Halifax Media Co-op

News from Nova Scotia's Grassroots

More independent news:
Do you want free independent news delivered weekly? sign up now
Can you support independent journalists with $5? donate today!
Advertisement

Lopping off the snake's head: Photos from 'End of the Line' march

by Miles Howe

RED HEAD, NEW BRUNSWICK -- UNCEDED WOLUSTUK TERRITORY -- On May 30th, 2015, about 400 marchers descended upon the community of Red Head, on the outskirts of Saint John, New Brunswick. The protest march, dubbed 'End of the Line', was a public push back against the industrial machinations of TransCanada Corporation and Irving Oil, who have set their sites on the immediate vicinity. Plans for the quiet, relatively rural community include a 183 hectare marine terminal complex and a 150 hectare tank farm, with a holding capacity of 7.6 million barrels of oil and heated bitumen. Super-tanker traffic will increase exponentially. This is the dreamt of 'end of the line' for TransCanada's 1.1 million barrel-a-day, Alberta Tar Sands-sourced, pipeline.

To borrow imagery from Wolustuk prophesy, this is what the head of the black snake would look like.

So far, resistance to other proposed Tar Sands pipelines have garnered hard-fought 'wins'. The 'Northern Gateway' and 'Keystone XL' proposals have met with organized opposition, which, to generalize, have made allies out of settler and Indigenous activists. Whereas settlers, again to generalize, have the numbers, the money, and the access to levels of governmental decision-making that come with money, grassroots Indigenous activists have the binding treaties and titles to the territories through which these pipelines wish to pass.

This cross-cultural style of alliance was also on display at the 'End of the Line' march at Red Head, where Wolustuk drummers – those with the 'title' - led the march with traditional songs. At Anthony's Cove, the end of the march and the site of the proposed tank farm, a stirring ceremony involved Mi'kmaq paddlers coming out of the fog in sea-worthy canoes, the lighting of a sacred fire, and the sharing of pipes.

“It's amazing to live in Red Head, actually,” said local resident and march co-organizer, Leanne Sutton. “Along the line, TransCanada is already being beaten back. Realizing that Red Head really doesn't want this in their backyard is just adding to this.”

Although blanketed by a thick fog during the march, masking their presence, the community of Red Head is already flanked by Irving Oil industrial mega-projects. Just to the north, sits Canada's largest oil refinery. To the south sits the 'Canaport LNG' import facility, which is currently in the application process towards retrofitting for export purposes. According to independent researcher Inka Milewski, speaking to the New Brunswick Media Co-op's Tracy Glynn, industrial pollution levels in Saint John are already “38 times the industrial pollution released in Fredericton and 243 times the amount released in Moncton.”

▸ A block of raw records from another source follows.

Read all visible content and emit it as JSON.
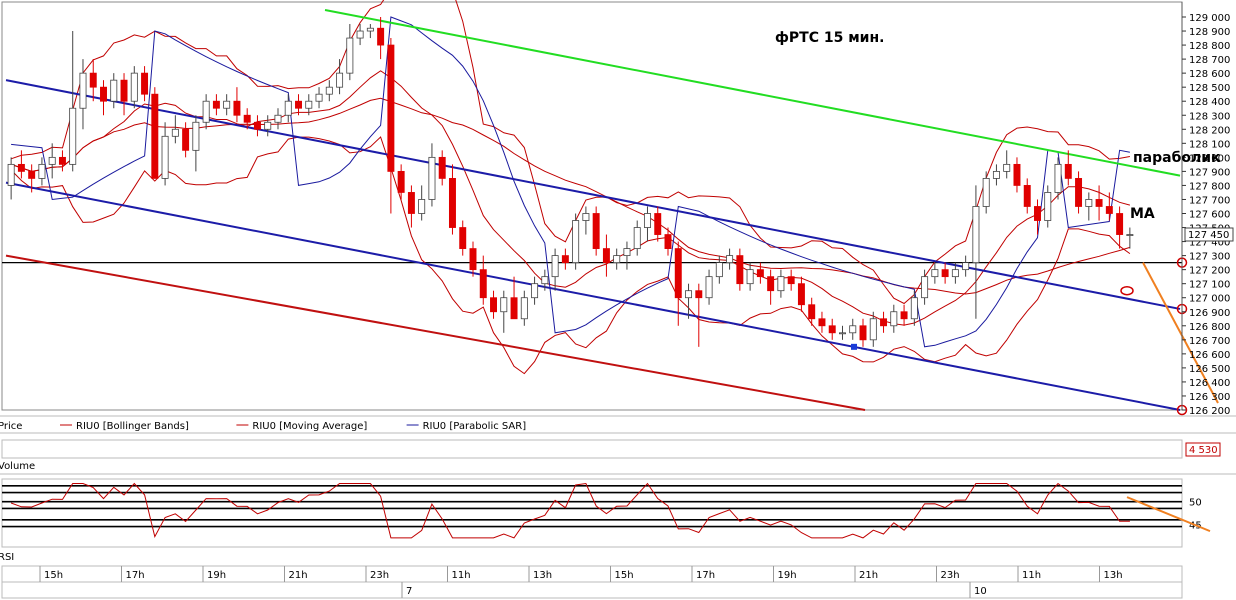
{
  "chart_data": [
    {
      "type": "candlestick",
      "title": "фРТС   15 мин.",
      "legend": [
        {
          "label": "Price",
          "color": "#000000"
        },
        {
          "label": "RIU0 [Bollinger Bands]",
          "color": "#c00000"
        },
        {
          "label": "RIU0 [Moving Average]",
          "color": "#c00000"
        },
        {
          "label": "RIU0 [Parabolic SAR]",
          "color": "#1a1a9e"
        }
      ],
      "y_ticks": [
        129000,
        128900,
        128800,
        128700,
        128600,
        128500,
        128400,
        128300,
        128200,
        128100,
        128000,
        127900,
        127800,
        127700,
        127600,
        127500,
        127400,
        127300,
        127200,
        127100,
        127000,
        126900,
        126800,
        126700,
        126600,
        126500,
        126400,
        126300,
        126200
      ],
      "y_tick_labels": [
        "129 000",
        "128 900",
        "128 800",
        "128 700",
        "128 600",
        "128 500",
        "128 400",
        "128 300",
        "128 200",
        "128 100",
        "128 000",
        "127 900",
        "127 800",
        "127 700",
        "127 600",
        "127 500",
        "127 400",
        "127 300",
        "127 200",
        "127 100",
        "127 000",
        "126 900",
        "126 800",
        "126 700",
        "126 600",
        "126 500",
        "126 400",
        "126 300",
        "126 200"
      ],
      "ylim": [
        126200,
        129000
      ],
      "last_price_label": "127 450",
      "last_price": 127450,
      "horizontal_line": 127250,
      "annotations": [
        "параболик",
        "MA"
      ],
      "candles": [
        [
          127800,
          128000,
          127700,
          127950
        ],
        [
          127950,
          128050,
          127850,
          127900
        ],
        [
          127900,
          127950,
          127750,
          127850
        ],
        [
          127850,
          128000,
          127800,
          127950
        ],
        [
          127950,
          128100,
          127850,
          128000
        ],
        [
          128000,
          128050,
          127900,
          127950
        ],
        [
          127950,
          128900,
          127900,
          128350
        ],
        [
          128350,
          128700,
          128200,
          128600
        ],
        [
          128600,
          128700,
          128400,
          128500
        ],
        [
          128500,
          128550,
          128300,
          128400
        ],
        [
          128400,
          128600,
          128350,
          128550
        ],
        [
          128550,
          128600,
          128300,
          128400
        ],
        [
          128400,
          128650,
          128350,
          128600
        ],
        [
          128600,
          128650,
          128400,
          128450
        ],
        [
          128450,
          128500,
          127900,
          127850
        ],
        [
          127850,
          128250,
          127800,
          128150
        ],
        [
          128150,
          128300,
          128100,
          128200
        ],
        [
          128200,
          128250,
          128000,
          128050
        ],
        [
          128050,
          128300,
          127900,
          128250
        ],
        [
          128250,
          128450,
          128200,
          128400
        ],
        [
          128400,
          128450,
          128300,
          128350
        ],
        [
          128350,
          128450,
          128300,
          128400
        ],
        [
          128400,
          128500,
          128250,
          128300
        ],
        [
          128300,
          128350,
          128200,
          128250
        ],
        [
          128250,
          128300,
          128150,
          128200
        ],
        [
          128200,
          128300,
          128150,
          128250
        ],
        [
          128250,
          128350,
          128200,
          128300
        ],
        [
          128300,
          128450,
          128250,
          128400
        ],
        [
          128400,
          128450,
          128300,
          128350
        ],
        [
          128350,
          128450,
          128300,
          128400
        ],
        [
          128400,
          128500,
          128350,
          128450
        ],
        [
          128450,
          128550,
          128400,
          128500
        ],
        [
          128500,
          128700,
          128450,
          128600
        ],
        [
          128600,
          128950,
          128550,
          128850
        ],
        [
          128850,
          128950,
          128800,
          128900
        ],
        [
          128900,
          128950,
          128850,
          128920
        ],
        [
          128920,
          129000,
          128700,
          128800
        ],
        [
          128800,
          128850,
          127600,
          127900
        ],
        [
          127900,
          127950,
          127700,
          127750
        ],
        [
          127750,
          127800,
          127500,
          127600
        ],
        [
          127600,
          127800,
          127550,
          127700
        ],
        [
          127700,
          128100,
          127650,
          128000
        ],
        [
          128000,
          128050,
          127800,
          127850
        ],
        [
          127850,
          127950,
          127450,
          127500
        ],
        [
          127500,
          127550,
          127300,
          127350
        ],
        [
          127350,
          127400,
          127150,
          127200
        ],
        [
          127200,
          127300,
          126950,
          127000
        ],
        [
          127000,
          127050,
          126850,
          126900
        ],
        [
          126900,
          127050,
          126750,
          127000
        ],
        [
          127000,
          127150,
          126850,
          126850
        ],
        [
          126850,
          127050,
          126800,
          127000
        ],
        [
          127000,
          127150,
          126950,
          127100
        ],
        [
          127100,
          127200,
          127050,
          127150
        ],
        [
          127150,
          127350,
          127050,
          127300
        ],
        [
          127300,
          127350,
          127200,
          127250
        ],
        [
          127250,
          127600,
          127200,
          127550
        ],
        [
          127550,
          127650,
          127450,
          127600
        ],
        [
          127600,
          127650,
          127300,
          127350
        ],
        [
          127350,
          127450,
          127150,
          127250
        ],
        [
          127250,
          127350,
          127200,
          127300
        ],
        [
          127300,
          127400,
          127200,
          127350
        ],
        [
          127350,
          127550,
          127300,
          127500
        ],
        [
          127500,
          127650,
          127400,
          127600
        ],
        [
          127600,
          127650,
          127400,
          127450
        ],
        [
          127450,
          127500,
          127300,
          127350
        ],
        [
          127350,
          127400,
          126800,
          127000
        ],
        [
          127000,
          127100,
          126850,
          127050
        ],
        [
          127050,
          127100,
          126650,
          127000
        ],
        [
          127000,
          127200,
          126950,
          127150
        ],
        [
          127150,
          127300,
          127100,
          127250
        ],
        [
          127250,
          127350,
          127200,
          127300
        ],
        [
          127300,
          127350,
          127050,
          127100
        ],
        [
          127100,
          127250,
          127050,
          127200
        ],
        [
          127200,
          127250,
          127100,
          127150
        ],
        [
          127150,
          127200,
          126950,
          127050
        ],
        [
          127050,
          127200,
          127000,
          127150
        ],
        [
          127150,
          127200,
          127050,
          127100
        ],
        [
          127100,
          127150,
          126900,
          126950
        ],
        [
          126950,
          127000,
          126800,
          126850
        ],
        [
          126850,
          126900,
          126750,
          126800
        ],
        [
          126800,
          126850,
          126700,
          126750
        ],
        [
          126750,
          126800,
          126700,
          126750
        ],
        [
          126750,
          126850,
          126700,
          126800
        ],
        [
          126800,
          126850,
          126650,
          126700
        ],
        [
          126700,
          126900,
          126650,
          126850
        ],
        [
          126850,
          126900,
          126750,
          126800
        ],
        [
          126800,
          126950,
          126750,
          126900
        ],
        [
          126900,
          126950,
          126800,
          126850
        ],
        [
          126850,
          127050,
          126800,
          127000
        ],
        [
          127000,
          127200,
          126950,
          127150
        ],
        [
          127150,
          127250,
          127100,
          127200
        ],
        [
          127200,
          127250,
          127100,
          127150
        ],
        [
          127150,
          127250,
          127100,
          127200
        ],
        [
          127200,
          127300,
          127150,
          127250
        ],
        [
          127250,
          127800,
          126850,
          127650
        ],
        [
          127650,
          127900,
          127600,
          127850
        ],
        [
          127850,
          127950,
          127800,
          127900
        ],
        [
          127900,
          128050,
          127850,
          127950
        ],
        [
          127950,
          128000,
          127750,
          127800
        ],
        [
          127800,
          127850,
          127600,
          127650
        ],
        [
          127650,
          127700,
          127450,
          127550
        ],
        [
          127550,
          127800,
          127500,
          127750
        ],
        [
          127750,
          128000,
          127700,
          127950
        ],
        [
          127950,
          128050,
          127800,
          127850
        ],
        [
          127850,
          127900,
          127600,
          127650
        ],
        [
          127650,
          127750,
          127550,
          127700
        ],
        [
          127700,
          127800,
          127550,
          127650
        ],
        [
          127650,
          127750,
          127550,
          127600
        ],
        [
          127600,
          127650,
          127350,
          127450
        ],
        [
          127450,
          127500,
          127350,
          127450
        ]
      ],
      "time_labels": [
        "15h",
        "17h",
        "19h",
        "21h",
        "23h",
        "11h",
        "13h",
        "15h",
        "17h",
        "19h",
        "21h",
        "23h",
        "11h",
        "13h"
      ],
      "date_labels": [
        "7",
        "10"
      ],
      "volume_label": "Volume",
      "volume_badge": "4 530",
      "rsi_label": "RSI",
      "rsi_ticks": [
        50,
        45
      ],
      "colors": {
        "up": "#ffffff",
        "down": "#e00000",
        "bollinger": "#c00000",
        "sar": "#1a1a9e",
        "green_line": "#22dd22",
        "blue_channel": "#1c1ca8",
        "red_channel": "#c01010",
        "arrow": "#f08020"
      }
    }
  ]
}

“You could ask some New Brunswickers and they'd say we're Irving owned and operated and Irving fed,” says Sutton. “Irving is very big in New Brunswick. Huge. And most of the political decisions are based on what's beneficial to Irving.”

Please enjoy photos from the May 30th 'End of the Line' march. For an excellent summary of the environmental threats that the 'Energy East' proposed pipeline poses to the immediate vicinity, check out Mark D'arcy's article here.

Socialize:
Want more grassroots coverage?
Join the Media Co-op today.
493 words
Advertisement

User login


Google+
Subscribe to the Dominion $25/year

The Media Co-op's flagship publication features in-depth reporting, original art, and the best grassroots news from across Canada and beyond. Sign up now!